Lexus LS 400
The Lexus LS 400 is often overlooked alongside its German contemporaries, but it was seriously luxurious for its time – and it should prove to be relatively reliable, too.
For our £2,000 budget you should find a good example, but it’s likely to be at least 20 years old – so don’t expect it to be perfect. Drive one and you’ll love it, but look elsewhere if you do high miles. Frugal they ain’t.
Another Jag, and the XJ is more of a ‘true’ Jaguar than the S-Type. Our budget gets you a choice of the X300 (1994-1997) and X308 (1997-2002) models. Although they look largely the same, the former are generally considered to be more reliable.
It might be easier to find a good example of the later X308, however. Its V8 engine (the biggest change, compared to the X300’s straight-six) is a bit more temperamental than its predecessor, so make sure it’s been well looked after with full service history.
There’s a reason taxi drivers love it – the Superb offers VW Group build quality and near-Audi levels of luxury for Fabia money (on the used car market, anyway). While the 1.9-litre turbodiesel is seen as pretty bulletproof, be extra careful to look out for signs of use as a minicab.
We’d be tempted by the 2.5-litre V6 diesel – it combines frugal fuel consumption with decent performance, and it will be less likely to have been used as a cab.
The iconic, original Range Rover was well past its sell-by date, and Rover Group needed a replacement fast. Despite having 24 years to prepare, the result looked a bit like a Metrocab. The P38 model was in production for a relatively-short seven years before BMW called time.
The unloved Range Rover is a bit of a bargain, however. Sure, it might suffer from a reputation for dodgy electrics (a bit like the Titanic suffers a bit of a reputation for sinking), but when it’s working the P38 is a great car.
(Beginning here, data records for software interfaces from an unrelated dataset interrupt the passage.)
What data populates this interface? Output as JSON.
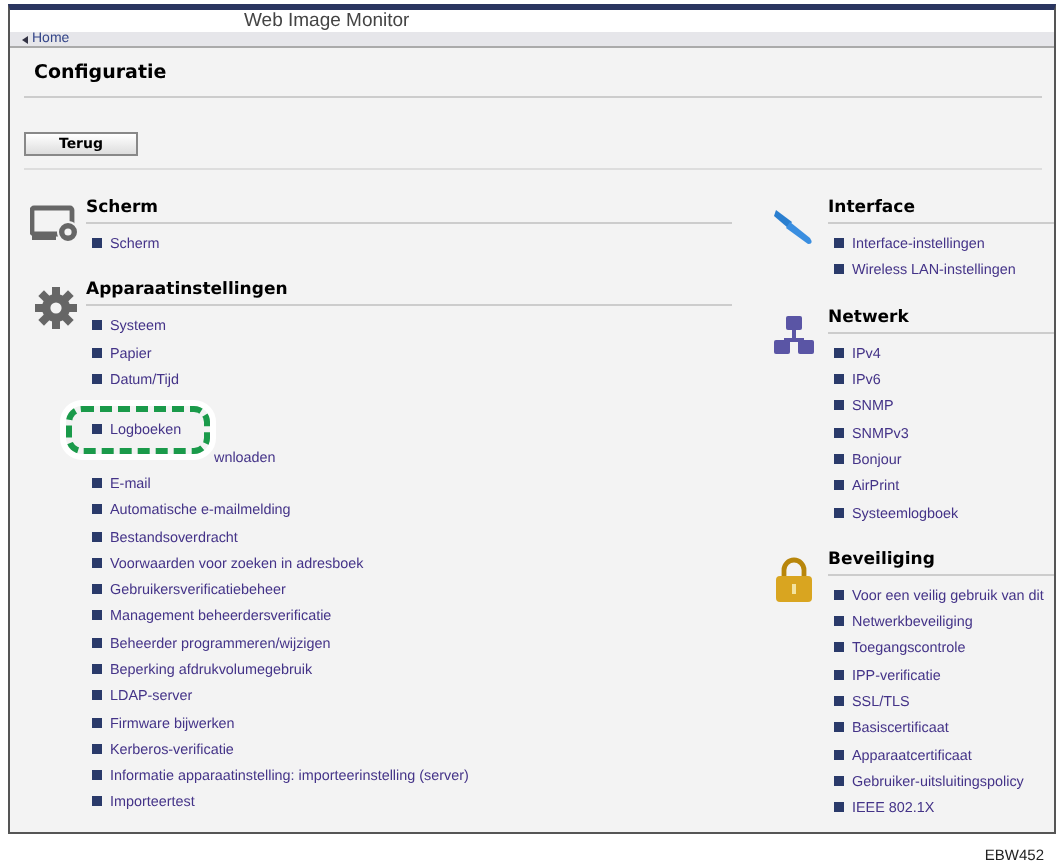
{
  "window": {
    "title": "Web Image Monitor"
  },
  "breadcrumb": "Home",
  "page_title": "Configuratie",
  "back_button": "Terug",
  "left_sections": [
    {
      "kind": "display",
      "title": "Scherm",
      "items": [
        {
          "label": "Scherm",
          "kind": "link",
          "highlighted": false
        }
      ]
    },
    {
      "kind": "gear",
      "title": "Apparaatinstellingen",
      "items": [
        {
          "label": "Systeem",
          "kind": "link",
          "highlighted": false
        },
        {
          "label": "Papier",
          "kind": "link",
          "highlighted": false
        },
        {
          "label": "Datum/Tijd",
          "kind": "link",
          "highlighted": false
        },
        {
          "label": "Logboeken",
          "kind": "link",
          "highlighted": true
        },
        {
          "label": "wnloaden",
          "kind": "partial",
          "highlighted": false
        },
        {
          "label": "E-mail",
          "kind": "link",
          "highlighted": false
        },
        {
          "label": "Automatische e-mailmelding",
          "kind": "link",
          "highlighted": false
        },
        {
          "label": "Bestandsoverdracht",
          "kind": "link",
          "highlighted": false
        },
        {
          "label": "Voorwaarden voor zoeken in adresboek",
          "kind": "link",
          "highlighted": false
        },
        {
          "label": "Gebruikersverificatiebeheer",
          "kind": "link",
          "highlighted": false
        },
        {
          "label": "Management beheerdersverificatie",
          "kind": "link",
          "highlighted": false
        },
        {
          "label": "Beheerder programmeren/wijzigen",
          "kind": "link",
          "highlighted": false
        },
        {
          "label": "Beperking afdrukvolumegebruik",
          "kind": "link",
          "highlighted": false
        },
        {
          "label": "LDAP-server",
          "kind": "link",
          "highlighted": false
        },
        {
          "label": "Firmware bijwerken",
          "kind": "link",
          "highlighted": false
        },
        {
          "label": "Kerberos-verificatie",
          "kind": "link",
          "highlighted": false
        },
        {
          "label": "Informatie apparaatinstelling: importeerinstelling (server)",
          "kind": "link",
          "highlighted": false
        },
        {
          "label": "Importeertest",
          "kind": "link",
          "highlighted": false
        }
      ]
    }
  ],
  "right_sections": [
    {
      "kind": "cable",
      "title": "Interface",
      "items": [
        {
          "label": "Interface-instellingen",
          "kind": "link",
          "highlighted": false
        },
        {
          "label": "Wireless LAN-instellingen",
          "kind": "link",
          "highlighted": false
        }
      ]
    },
    {
      "kind": "network",
      "title": "Netwerk",
      "items": [
        {
          "label": "IPv4",
          "kind": "link",
          "highlighted": false
        },
        {
          "label": "IPv6",
          "kind": "link",
          "highlighted": false
        },
        {
          "label": "SNMP",
          "kind": "link",
          "highlighted": false
        },
        {
          "label": "SNMPv3",
          "kind": "link",
          "highlighted": false
        },
        {
          "label": "Bonjour",
          "kind": "link",
          "highlighted": false
        },
        {
          "label": "AirPrint",
          "kind": "link",
          "highlighted": false
        },
        {
          "label": "Systeemlogboek",
          "kind": "link",
          "highlighted": false
        }
      ]
    },
    {
      "kind": "lock",
      "title": "Beveiliging",
      "items": [
        {
          "label": "Voor een veilig gebruik van dit",
          "kind": "link",
          "highlighted": false
        },
        {
          "label": "Netwerkbeveiliging",
          "kind": "link",
          "highlighted": false
        },
        {
          "label": "Toegangscontrole",
          "kind": "link",
          "highlighted": false
        },
        {
          "label": "IPP-verificatie",
          "kind": "link",
          "highlighted": false
        },
        {
          "label": "SSL/TLS",
          "kind": "link",
          "highlighted": false
        },
        {
          "label": "Basiscertificaat",
          "kind": "link",
          "highlighted": false
        },
        {
          "label": "Apparaatcertificaat",
          "kind": "link",
          "highlighted": false
        },
        {
          "label": "Gebruiker-uitsluitingspolicy",
          "kind": "link",
          "highlighted": false
        },
        {
          "label": "IEEE 802.1X",
          "kind": "link",
          "highlighted": false
        }
      ]
    }
  ],
  "figure_code": "EBW452"
}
Avoid the BMW 2.5-litre turbodiesel (it’s horrendously slow) and hunt out a V8 for the true Range Rover experience.
Our £2,000 budget will buy you a lovely second-generation A6 from a time when Audis were still relatively understated. There are lots of turbodiesels around and, while they’re known to be fairly tough, we’d go for a petrol.
While the 2.4-litre V6 isn’t exactly quick (producing 170hp and hitting 62mph in 9.3 seconds), its sound is much more in-keeping with the executive image the A6 projects. The model’s aged particularly well in our opinion, and when it was new it was rated as one of the cheapest luxury cars to run.
Want your £2,000 luxury car to have Porsche-baiting performance? The 9-3 HOT Aero, powered by a 2.3-litre turbo, could accelerate from 40-90mph quicker than a 911 Turbo at the time. Saab initially claimed it produced 230hp, but later admitted that this was a conservative figure – with manuals actually producing around 250hp.
The biggest downside to the hot Saab? All that power through its front wheels meant it wasn’t the nimblest of handlers. Oh, and you better get used to people pointing out that it’s essentially a Vauxhall Vectra underneath. Still, you’ll be able to out-accelerate 911 Turbos down motorway slip roads.
BMW 5 Series
We’ll end where we started – with a BMW. The ‘E39’ BMW 5 Series is arguably the last attractive 5 Series, and it’s aged extremely well. Avoid low-spec examples – if you’re buying an E39, a 520i with a manual gearbox and cloth seats isn’t the way to do it.
Stick with the petrols (there’s a theme developing here…), and hunt out a 525i, 528i or 530i, ideally in desirable Sport trim. Don’t be put off by high miles but look out for detailed service histories and signs it’s been cared for – these are often bought cheap and maintained on a budget, which isn’t ideal.